- REQUIRED WORK
Nothing but a number is wanted: the count of lines in the records below that include "lock".

── DATA FOR THIS TASK

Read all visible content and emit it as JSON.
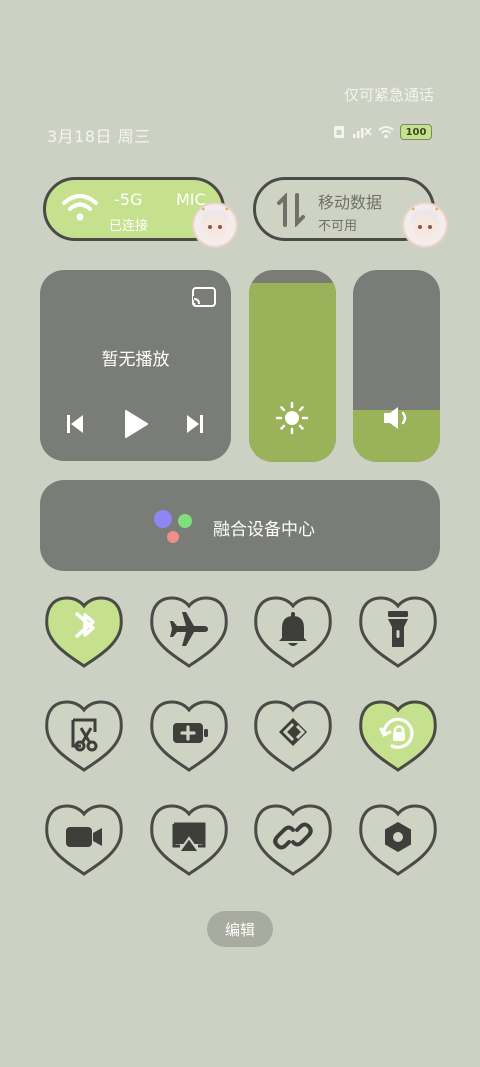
{
  "status_bar": {
    "emergency_text": "仅可紧急通话",
    "date_text": "3月18日 周三",
    "battery_level": "100",
    "icons": [
      "sim-card-icon",
      "no-signal-icon",
      "wifi-icon",
      "battery-icon"
    ]
  },
  "wifi_pill": {
    "main": "-5G",
    "extra": "MIC",
    "sub": "已连接",
    "icon": "wifi-icon"
  },
  "data_pill": {
    "main": "移动数据",
    "sub": "不可用",
    "icon": "mobile-data-icon"
  },
  "media": {
    "label": "暂无播放",
    "icons": [
      "cast-icon",
      "previous-icon",
      "play-icon",
      "next-icon"
    ]
  },
  "brightness": {
    "level": 0.93,
    "icon": "sun-icon"
  },
  "volume": {
    "level": 0.27,
    "icon": "speaker-icon"
  },
  "fusion": {
    "label": "融合设备中心",
    "icon": "assistant-dots-icon"
  },
  "tiles": [
    {
      "name": "bluetooth",
      "icon": "bluetooth-icon",
      "active": true
    },
    {
      "name": "airplane",
      "icon": "airplane-icon",
      "active": false
    },
    {
      "name": "bell",
      "icon": "bell-icon",
      "active": false
    },
    {
      "name": "flashlight",
      "icon": "flashlight-icon",
      "active": false
    },
    {
      "name": "screenshot",
      "icon": "screenshot-scissors-icon",
      "active": false
    },
    {
      "name": "battery-saver",
      "icon": "battery-plus-icon",
      "active": false
    },
    {
      "name": "share",
      "icon": "share-arrow-icon",
      "active": false
    },
    {
      "name": "rotation-lock",
      "icon": "rotation-lock-icon",
      "active": true
    },
    {
      "name": "screen-record",
      "icon": "video-camera-icon",
      "active": false
    },
    {
      "name": "screen-cast",
      "icon": "screen-cast-icon",
      "active": false
    },
    {
      "name": "link",
      "icon": "link-icon",
      "active": false
    },
    {
      "name": "nfc",
      "icon": "hexagon-icon",
      "active": false
    }
  ],
  "colors": {
    "active_green": "#c5e18e",
    "inactive": "#cfd3c3",
    "card": "#7a7d77",
    "slider_fill": "#9ab259",
    "outline": "#4a4a47"
  },
  "edit_label": "编辑"
}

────

- ANSWER TO THE PROBLEM
2